= Data for the task =

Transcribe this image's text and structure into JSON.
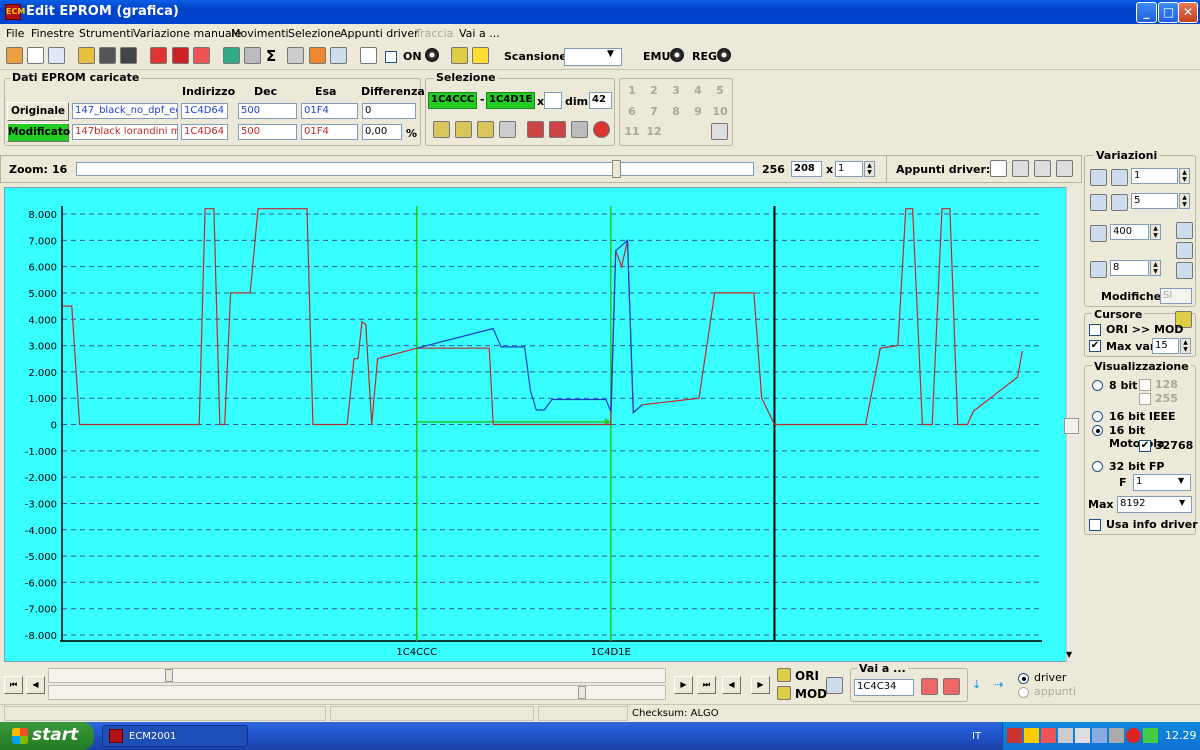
{
  "window": {
    "title": "Edit EPROM (grafica)",
    "app_icon": "ECM",
    "minimize": "_",
    "maximize": "□",
    "close": "✕"
  },
  "menu": [
    "File",
    "Finestre",
    "Strumenti",
    "Variazione manuale",
    "Movimenti",
    "Selezione",
    "Appunti driver",
    "Traccia",
    "Vai a ..."
  ],
  "toolbar": {
    "on_label": "ON",
    "scansione_label": "Scansione",
    "scansione_value": "",
    "emu_label": "EMU",
    "reg_label": "REG"
  },
  "dati": {
    "title": "Dati EPROM caricate",
    "headers": {
      "indirizzo": "Indirizzo",
      "dec": "Dec",
      "esa": "Esa",
      "differenza": "Differenza"
    },
    "originale": {
      "button": "Originale",
      "file": "147_black_no_dpf_eg",
      "indirizzo": "1C4D64",
      "dec": "500",
      "esa": "01F4",
      "diff": "0"
    },
    "modificato": {
      "button": "Modificato",
      "file": "147black lorandini ma",
      "indirizzo": "1C4D64",
      "dec": "500",
      "esa": "01F4",
      "diff": "0,00",
      "unit": "%"
    }
  },
  "selezione": {
    "title": "Selezione",
    "start": "1C4CCC",
    "sep": "-",
    "end": "1C4D1E",
    "x": "x",
    "dim_label": "dim.",
    "dim_value": "42"
  },
  "numpad": [
    "1",
    "2",
    "3",
    "4",
    "5",
    "6",
    "7",
    "8",
    "9",
    "10",
    "11",
    "12"
  ],
  "zoom": {
    "label": "Zoom:",
    "min": "16",
    "max": "256",
    "value": "208",
    "x": "x",
    "mult": "1"
  },
  "appunti": {
    "label": "Appunti driver:"
  },
  "variazioni": {
    "title": "Variazioni",
    "v1": "1",
    "v2": "5",
    "v3": "400",
    "v4": "8",
    "modifiche_label": "Modifiche:",
    "modifiche_value": "SI"
  },
  "cursore": {
    "title": "Cursore",
    "ori_mod": "ORI >> MOD",
    "maxvar_label": "Max var",
    "maxvar_value": "15",
    "maxvar_checked": "✔"
  },
  "visual": {
    "title": "Visualizzazione",
    "bit8": "8 bit",
    "v128": "128",
    "v255": "255",
    "ieee": "16 bit IEEE",
    "motorola": "16 bit Motorola",
    "v32768": "32768",
    "v32768_checked": "✔",
    "fp32": "32 bit FP",
    "f_label": "F",
    "f_value": "1",
    "max_label": "Max",
    "max_value": "8192",
    "usa_info": "Usa info driver"
  },
  "bottom": {
    "ori": "ORI",
    "mod": "MOD",
    "vaia_label": "Vai a ...",
    "vaia_value": "1C4C34",
    "driver": "driver",
    "appunti": "appunti"
  },
  "status": {
    "checksum": "Checksum: ALGO"
  },
  "taskbar": {
    "start": "start",
    "task": "ECM2001",
    "lang": "IT",
    "clock": "12.29"
  },
  "colors": {
    "chart_bg": "#37FFFF",
    "originale": "#1C3FCB",
    "modificato": "#C0282A",
    "selection": "#22CC22",
    "cursor": "#000000",
    "active_field": "#22CC22"
  },
  "chart_data": {
    "type": "line",
    "ylim": [
      -8000,
      8000
    ],
    "yticks": [
      "8.000",
      "7.000",
      "6.000",
      "5.000",
      "4.000",
      "3.000",
      "2.000",
      "1.000",
      "0",
      "-1.000",
      "-2.000",
      "-3.000",
      "-4.000",
      "-5.000",
      "-6.000",
      "-7.000",
      "-8.000"
    ],
    "x_range": [
      0,
      1000
    ],
    "markers": [
      {
        "label": "1C4CCC",
        "x": 362,
        "kind": "selection"
      },
      {
        "label": "1C4D1E",
        "x": 560,
        "kind": "selection"
      },
      {
        "label": "",
        "x": 727,
        "kind": "cursor"
      }
    ],
    "selection_arrow": {
      "x1": 362,
      "x2": 560,
      "y": 100
    },
    "series": [
      {
        "name": "Originale",
        "color": "#1C3FCB",
        "points": [
          [
            362,
            2900
          ],
          [
            440,
            3650
          ],
          [
            448,
            2950
          ],
          [
            472,
            2950
          ],
          [
            478,
            1300
          ],
          [
            484,
            550
          ],
          [
            492,
            550
          ],
          [
            500,
            950
          ],
          [
            540,
            950
          ],
          [
            555,
            950
          ],
          [
            560,
            500
          ],
          [
            565,
            6600
          ],
          [
            571,
            6800
          ],
          [
            577,
            7000
          ],
          [
            583,
            450
          ],
          [
            592,
            750
          ]
        ]
      },
      {
        "name": "Modificato",
        "color": "#C0282A",
        "points": [
          [
            0,
            4500
          ],
          [
            10,
            4500
          ],
          [
            18,
            0
          ],
          [
            140,
            0
          ],
          [
            146,
            8200
          ],
          [
            155,
            8200
          ],
          [
            161,
            0
          ],
          [
            166,
            0
          ],
          [
            172,
            5000
          ],
          [
            192,
            5000
          ],
          [
            200,
            8200
          ],
          [
            250,
            8200
          ],
          [
            256,
            0
          ],
          [
            291,
            0
          ],
          [
            298,
            2500
          ],
          [
            302,
            2500
          ],
          [
            306,
            3900
          ],
          [
            310,
            3800
          ],
          [
            316,
            0
          ],
          [
            322,
            2500
          ],
          [
            362,
            2900
          ],
          [
            436,
            2900
          ],
          [
            440,
            0
          ],
          [
            556,
            0
          ],
          [
            560,
            0
          ],
          [
            565,
            6600
          ],
          [
            571,
            6000
          ],
          [
            577,
            7000
          ],
          [
            583,
            450
          ],
          [
            592,
            750
          ],
          [
            650,
            1000
          ],
          [
            666,
            5000
          ],
          [
            706,
            5000
          ],
          [
            714,
            1000
          ],
          [
            727,
            0
          ],
          [
            820,
            0
          ],
          [
            835,
            2900
          ],
          [
            853,
            3000
          ],
          [
            861,
            8200
          ],
          [
            868,
            8200
          ],
          [
            878,
            0
          ],
          [
            888,
            0
          ],
          [
            898,
            8200
          ],
          [
            906,
            8200
          ],
          [
            914,
            0
          ],
          [
            924,
            0
          ],
          [
            930,
            500
          ],
          [
            975,
            1800
          ],
          [
            980,
            2800
          ]
        ]
      }
    ]
  }
}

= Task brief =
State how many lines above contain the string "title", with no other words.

= Response to the task =
6